##### Data shown #####

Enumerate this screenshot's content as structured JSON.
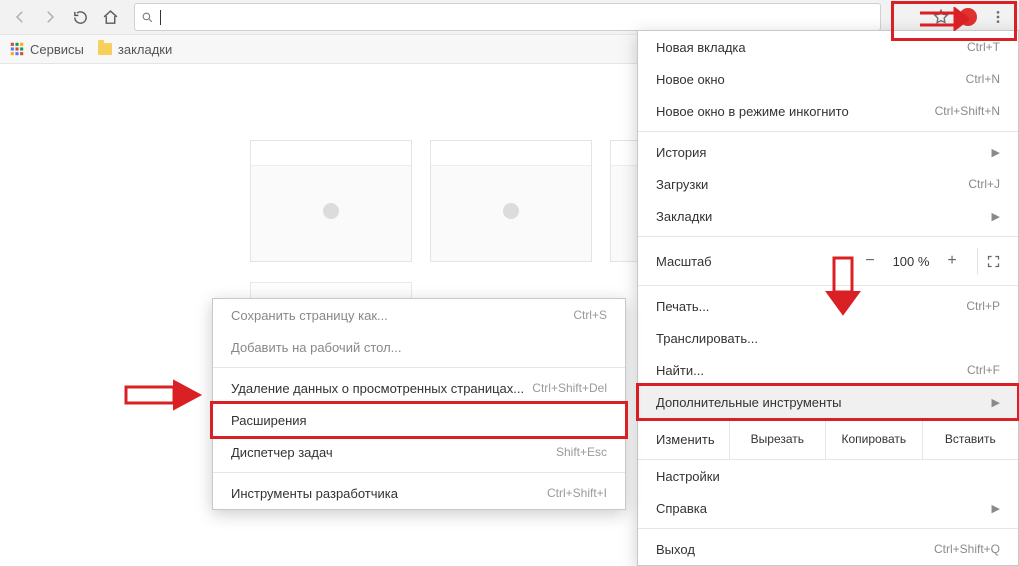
{
  "toolbar": {
    "url": ""
  },
  "bookmarks": {
    "apps": "Сервисы",
    "folder": "закладки"
  },
  "main_menu": {
    "new_tab": {
      "label": "Новая вкладка",
      "shortcut": "Ctrl+T"
    },
    "new_window": {
      "label": "Новое окно",
      "shortcut": "Ctrl+N"
    },
    "incognito": {
      "label": "Новое окно в режиме инкогнито",
      "shortcut": "Ctrl+Shift+N"
    },
    "history": {
      "label": "История"
    },
    "downloads": {
      "label": "Загрузки",
      "shortcut": "Ctrl+J"
    },
    "bookmarks": {
      "label": "Закладки"
    },
    "zoom_label": "Масштаб",
    "zoom_value": "100 %",
    "print": {
      "label": "Печать...",
      "shortcut": "Ctrl+P"
    },
    "cast": {
      "label": "Транслировать..."
    },
    "find": {
      "label": "Найти...",
      "shortcut": "Ctrl+F"
    },
    "more_tools": {
      "label": "Дополнительные инструменты"
    },
    "edit_label": "Изменить",
    "cut": "Вырезать",
    "copy": "Копировать",
    "paste": "Вставить",
    "settings": {
      "label": "Настройки"
    },
    "help": {
      "label": "Справка"
    },
    "exit": {
      "label": "Выход",
      "shortcut": "Ctrl+Shift+Q"
    }
  },
  "sub_menu": {
    "save_as": {
      "label": "Сохранить страницу как...",
      "shortcut": "Ctrl+S"
    },
    "add_to_desktop": {
      "label": "Добавить на рабочий стол..."
    },
    "clear_data": {
      "label": "Удаление данных о просмотренных страницах...",
      "shortcut": "Ctrl+Shift+Del"
    },
    "extensions": {
      "label": "Расширения"
    },
    "task_manager": {
      "label": "Диспетчер задач",
      "shortcut": "Shift+Esc"
    },
    "dev_tools": {
      "label": "Инструменты разработчика",
      "shortcut": "Ctrl+Shift+I"
    }
  }
}
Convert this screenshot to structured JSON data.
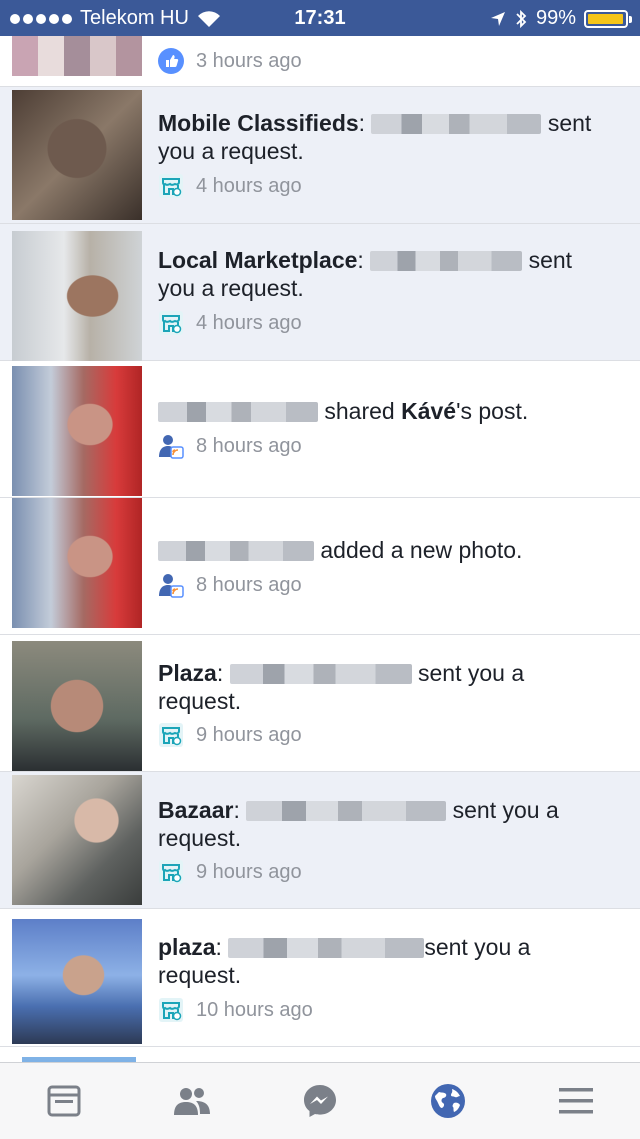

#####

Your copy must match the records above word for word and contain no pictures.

Enumerate this screenshot's content as structured JSON.
{
  "toolbar": {
    "url": ""
  },
  "bookmarks": {
    "apps": "Сервисы",
    "folder": "закладки"
  },
  "main_menu": {
    "new_tab": {
      "label": "Новая вкладка",
      "shortcut": "Ctrl+T"
    },
    "new_window": {
      "label": "Новое окно",
      "shortcut": "Ctrl+N"
    },
    "incognito": {
      "label": "Новое окно в режиме инкогнито",
      "shortcut": "Ctrl+Shift+N"
    },
    "history": {
      "label": "История"
    },
    "downloads": {
      "label": "Загрузки",
      "shortcut": "Ctrl+J"
    },
    "bookmarks": {
      "label": "Закладки"
    },
    "zoom_label": "Масштаб",
    "zoom_value": "100 %",
    "print": {
      "label": "Печать...",
      "shortcut": "Ctrl+P"
    },
    "cast": {
      "label": "Транслировать..."
    },
    "find": {
      "label": "Найти...",
      "shortcut": "Ctrl+F"
    },
    "more_tools": {
      "label": "Дополнительные инструменты"
    },
    "edit_label": "Изменить",
    "cut": "Вырезать",
    "copy": "Копировать",
    "paste": "Вставить",
    "settings": {
      "label": "Настройки"
    },
    "help": {
      "label": "Справка"
    },
    "exit": {
      "label": "Выход",
      "shortcut": "Ctrl+Shift+Q"
    }
  },
  "sub_menu": {
    "save_as": {
      "label": "Сохранить страницу как...",
      "shortcut": "Ctrl+S"
    },
    "add_to_desktop": {
      "label": "Добавить на рабочий стол..."
    },
    "clear_data": {
      "label": "Удаление данных о просмотренных страницах...",
      "shortcut": "Ctrl+Shift+Del"
    },
    "extensions": {
      "label": "Расширения"
    },
    "task_manager": {
      "label": "Диспетчер задач",
      "shortcut": "Shift+Esc"
    },
    "dev_tools": {
      "label": "Инструменты разработчика",
      "shortcut": "Ctrl+Shift+I"
    }
  }
}
Convert this screenshot to structured JSON data.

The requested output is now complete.